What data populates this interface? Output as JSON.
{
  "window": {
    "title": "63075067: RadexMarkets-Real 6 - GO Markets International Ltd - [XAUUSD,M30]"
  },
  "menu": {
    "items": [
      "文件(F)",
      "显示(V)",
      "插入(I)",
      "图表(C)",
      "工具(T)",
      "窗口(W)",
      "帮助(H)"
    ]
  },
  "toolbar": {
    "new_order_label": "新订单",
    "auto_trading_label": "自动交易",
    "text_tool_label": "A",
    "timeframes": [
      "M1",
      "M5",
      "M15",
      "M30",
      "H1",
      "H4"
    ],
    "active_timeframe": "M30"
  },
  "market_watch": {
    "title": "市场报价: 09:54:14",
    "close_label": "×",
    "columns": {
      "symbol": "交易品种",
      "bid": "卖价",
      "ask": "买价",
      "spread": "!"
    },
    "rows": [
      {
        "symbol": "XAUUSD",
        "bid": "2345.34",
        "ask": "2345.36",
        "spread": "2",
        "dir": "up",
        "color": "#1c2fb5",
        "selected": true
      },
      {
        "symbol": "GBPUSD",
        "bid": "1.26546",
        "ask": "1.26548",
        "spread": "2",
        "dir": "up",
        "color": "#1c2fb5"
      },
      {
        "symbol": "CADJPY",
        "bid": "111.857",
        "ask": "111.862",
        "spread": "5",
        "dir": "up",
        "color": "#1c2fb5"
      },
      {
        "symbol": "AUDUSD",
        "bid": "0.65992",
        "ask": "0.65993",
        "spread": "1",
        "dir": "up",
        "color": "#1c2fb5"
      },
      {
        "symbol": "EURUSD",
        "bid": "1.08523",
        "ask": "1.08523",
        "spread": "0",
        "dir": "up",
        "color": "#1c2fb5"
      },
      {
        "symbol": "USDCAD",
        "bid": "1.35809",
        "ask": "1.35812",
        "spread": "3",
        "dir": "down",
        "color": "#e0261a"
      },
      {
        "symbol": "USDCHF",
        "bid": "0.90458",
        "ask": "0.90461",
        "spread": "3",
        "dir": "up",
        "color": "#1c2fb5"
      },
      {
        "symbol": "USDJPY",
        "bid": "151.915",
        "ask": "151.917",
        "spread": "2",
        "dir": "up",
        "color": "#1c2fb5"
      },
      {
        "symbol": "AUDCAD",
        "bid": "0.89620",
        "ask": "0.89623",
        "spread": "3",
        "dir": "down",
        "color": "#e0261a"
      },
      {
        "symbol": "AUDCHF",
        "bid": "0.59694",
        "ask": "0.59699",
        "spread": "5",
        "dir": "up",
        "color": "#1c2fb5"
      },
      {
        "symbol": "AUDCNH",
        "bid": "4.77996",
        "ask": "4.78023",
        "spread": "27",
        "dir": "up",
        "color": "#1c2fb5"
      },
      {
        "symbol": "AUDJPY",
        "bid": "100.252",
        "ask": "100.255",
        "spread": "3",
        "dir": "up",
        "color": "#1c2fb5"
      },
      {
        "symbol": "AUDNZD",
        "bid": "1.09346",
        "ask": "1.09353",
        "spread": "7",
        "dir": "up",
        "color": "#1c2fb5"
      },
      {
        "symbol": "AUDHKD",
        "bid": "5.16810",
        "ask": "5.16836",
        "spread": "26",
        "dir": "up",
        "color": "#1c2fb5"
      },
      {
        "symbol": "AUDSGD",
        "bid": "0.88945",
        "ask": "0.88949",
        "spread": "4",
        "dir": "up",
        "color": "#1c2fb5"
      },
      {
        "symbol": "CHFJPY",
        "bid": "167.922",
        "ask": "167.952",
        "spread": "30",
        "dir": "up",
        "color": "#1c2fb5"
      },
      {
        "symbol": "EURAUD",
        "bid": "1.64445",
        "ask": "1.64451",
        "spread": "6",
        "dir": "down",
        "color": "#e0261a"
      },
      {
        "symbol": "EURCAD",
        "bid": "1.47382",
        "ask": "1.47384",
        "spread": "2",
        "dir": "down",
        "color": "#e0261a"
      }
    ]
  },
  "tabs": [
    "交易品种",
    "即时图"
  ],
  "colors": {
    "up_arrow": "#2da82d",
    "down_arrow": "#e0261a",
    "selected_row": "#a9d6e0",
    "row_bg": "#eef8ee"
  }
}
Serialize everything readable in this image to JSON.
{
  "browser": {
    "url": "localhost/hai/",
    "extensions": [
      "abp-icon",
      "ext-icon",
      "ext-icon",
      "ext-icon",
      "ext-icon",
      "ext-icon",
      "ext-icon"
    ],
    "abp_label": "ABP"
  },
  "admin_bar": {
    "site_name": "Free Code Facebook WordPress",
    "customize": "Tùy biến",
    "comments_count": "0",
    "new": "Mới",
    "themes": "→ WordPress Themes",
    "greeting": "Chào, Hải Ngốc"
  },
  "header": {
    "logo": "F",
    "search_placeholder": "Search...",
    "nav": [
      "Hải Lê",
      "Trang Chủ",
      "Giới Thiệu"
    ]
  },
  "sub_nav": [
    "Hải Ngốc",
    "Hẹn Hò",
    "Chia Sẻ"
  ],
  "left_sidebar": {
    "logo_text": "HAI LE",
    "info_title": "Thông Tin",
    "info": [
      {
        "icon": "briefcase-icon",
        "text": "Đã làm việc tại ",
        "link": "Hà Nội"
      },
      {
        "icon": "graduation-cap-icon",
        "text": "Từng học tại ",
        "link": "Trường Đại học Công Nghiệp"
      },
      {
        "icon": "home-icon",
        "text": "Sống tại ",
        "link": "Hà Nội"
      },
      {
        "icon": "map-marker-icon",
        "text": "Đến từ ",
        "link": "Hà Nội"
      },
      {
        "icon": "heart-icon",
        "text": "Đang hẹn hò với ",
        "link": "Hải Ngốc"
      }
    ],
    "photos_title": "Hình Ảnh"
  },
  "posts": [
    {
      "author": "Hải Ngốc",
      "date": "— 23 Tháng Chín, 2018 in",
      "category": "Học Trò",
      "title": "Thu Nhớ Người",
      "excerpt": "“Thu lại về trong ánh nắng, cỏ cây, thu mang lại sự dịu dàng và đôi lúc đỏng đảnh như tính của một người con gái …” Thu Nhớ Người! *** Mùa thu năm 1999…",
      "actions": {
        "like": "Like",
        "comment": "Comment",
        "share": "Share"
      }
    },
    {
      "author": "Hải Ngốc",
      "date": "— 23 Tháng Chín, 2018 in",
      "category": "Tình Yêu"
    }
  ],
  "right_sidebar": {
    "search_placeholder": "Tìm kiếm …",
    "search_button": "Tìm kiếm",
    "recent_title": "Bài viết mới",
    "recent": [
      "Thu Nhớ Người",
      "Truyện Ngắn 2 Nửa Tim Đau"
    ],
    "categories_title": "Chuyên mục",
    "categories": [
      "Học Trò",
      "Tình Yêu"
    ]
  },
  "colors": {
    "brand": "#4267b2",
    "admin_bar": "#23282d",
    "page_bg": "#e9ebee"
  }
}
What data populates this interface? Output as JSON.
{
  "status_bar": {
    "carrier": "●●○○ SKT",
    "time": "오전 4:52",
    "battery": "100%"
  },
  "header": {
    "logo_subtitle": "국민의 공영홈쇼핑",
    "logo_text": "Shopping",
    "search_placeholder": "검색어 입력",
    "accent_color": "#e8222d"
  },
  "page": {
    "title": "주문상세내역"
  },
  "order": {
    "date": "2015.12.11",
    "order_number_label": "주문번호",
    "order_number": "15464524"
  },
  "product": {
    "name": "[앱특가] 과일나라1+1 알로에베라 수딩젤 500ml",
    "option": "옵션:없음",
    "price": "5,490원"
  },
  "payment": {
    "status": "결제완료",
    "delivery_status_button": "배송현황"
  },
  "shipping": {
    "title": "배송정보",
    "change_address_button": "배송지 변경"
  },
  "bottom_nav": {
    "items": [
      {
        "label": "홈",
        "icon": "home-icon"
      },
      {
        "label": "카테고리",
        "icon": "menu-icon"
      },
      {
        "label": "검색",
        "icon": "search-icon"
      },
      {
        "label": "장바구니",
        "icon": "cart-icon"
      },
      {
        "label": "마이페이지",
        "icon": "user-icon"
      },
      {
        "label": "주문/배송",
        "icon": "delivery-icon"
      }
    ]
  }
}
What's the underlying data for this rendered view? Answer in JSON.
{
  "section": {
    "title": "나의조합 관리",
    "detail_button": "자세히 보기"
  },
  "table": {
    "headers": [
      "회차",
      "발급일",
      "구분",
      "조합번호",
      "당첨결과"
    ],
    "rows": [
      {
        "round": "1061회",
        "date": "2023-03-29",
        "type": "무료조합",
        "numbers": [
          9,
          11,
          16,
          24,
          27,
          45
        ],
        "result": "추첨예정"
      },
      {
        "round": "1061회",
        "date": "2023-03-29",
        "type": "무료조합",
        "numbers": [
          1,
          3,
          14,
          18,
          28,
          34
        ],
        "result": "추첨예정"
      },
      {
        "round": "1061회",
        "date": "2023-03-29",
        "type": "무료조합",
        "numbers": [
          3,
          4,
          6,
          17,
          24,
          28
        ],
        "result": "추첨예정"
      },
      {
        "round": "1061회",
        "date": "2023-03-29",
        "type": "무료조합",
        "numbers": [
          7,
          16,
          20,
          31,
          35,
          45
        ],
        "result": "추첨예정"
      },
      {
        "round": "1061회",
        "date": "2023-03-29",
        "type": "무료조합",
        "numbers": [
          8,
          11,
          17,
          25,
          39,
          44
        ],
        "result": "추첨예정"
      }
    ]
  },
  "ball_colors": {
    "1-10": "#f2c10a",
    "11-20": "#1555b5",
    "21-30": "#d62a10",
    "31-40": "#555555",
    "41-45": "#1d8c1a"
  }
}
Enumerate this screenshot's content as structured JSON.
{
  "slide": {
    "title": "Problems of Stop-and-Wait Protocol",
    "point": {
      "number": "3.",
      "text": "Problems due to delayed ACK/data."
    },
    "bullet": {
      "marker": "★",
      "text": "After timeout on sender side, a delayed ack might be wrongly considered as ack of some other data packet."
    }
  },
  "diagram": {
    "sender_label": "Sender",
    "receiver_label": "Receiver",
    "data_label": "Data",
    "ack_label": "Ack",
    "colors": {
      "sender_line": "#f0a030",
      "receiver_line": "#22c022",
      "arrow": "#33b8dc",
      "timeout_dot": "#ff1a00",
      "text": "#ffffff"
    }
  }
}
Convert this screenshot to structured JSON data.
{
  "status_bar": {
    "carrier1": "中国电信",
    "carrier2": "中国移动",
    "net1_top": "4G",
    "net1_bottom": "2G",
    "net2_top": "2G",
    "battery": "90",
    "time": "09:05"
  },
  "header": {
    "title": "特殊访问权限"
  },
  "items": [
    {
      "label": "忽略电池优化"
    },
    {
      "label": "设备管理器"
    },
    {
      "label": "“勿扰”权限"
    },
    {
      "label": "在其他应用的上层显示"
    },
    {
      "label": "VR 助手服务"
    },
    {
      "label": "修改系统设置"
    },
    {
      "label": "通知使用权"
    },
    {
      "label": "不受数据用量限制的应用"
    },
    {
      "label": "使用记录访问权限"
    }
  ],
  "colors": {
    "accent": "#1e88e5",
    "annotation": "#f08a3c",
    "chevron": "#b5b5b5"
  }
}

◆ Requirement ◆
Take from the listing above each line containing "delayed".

◆ Your response ◆
      "text": "Problems due to delayed ACK/data."
      "text": "After timeout on sender side, a delayed ack might be wrongly considered as ack of some other data packet."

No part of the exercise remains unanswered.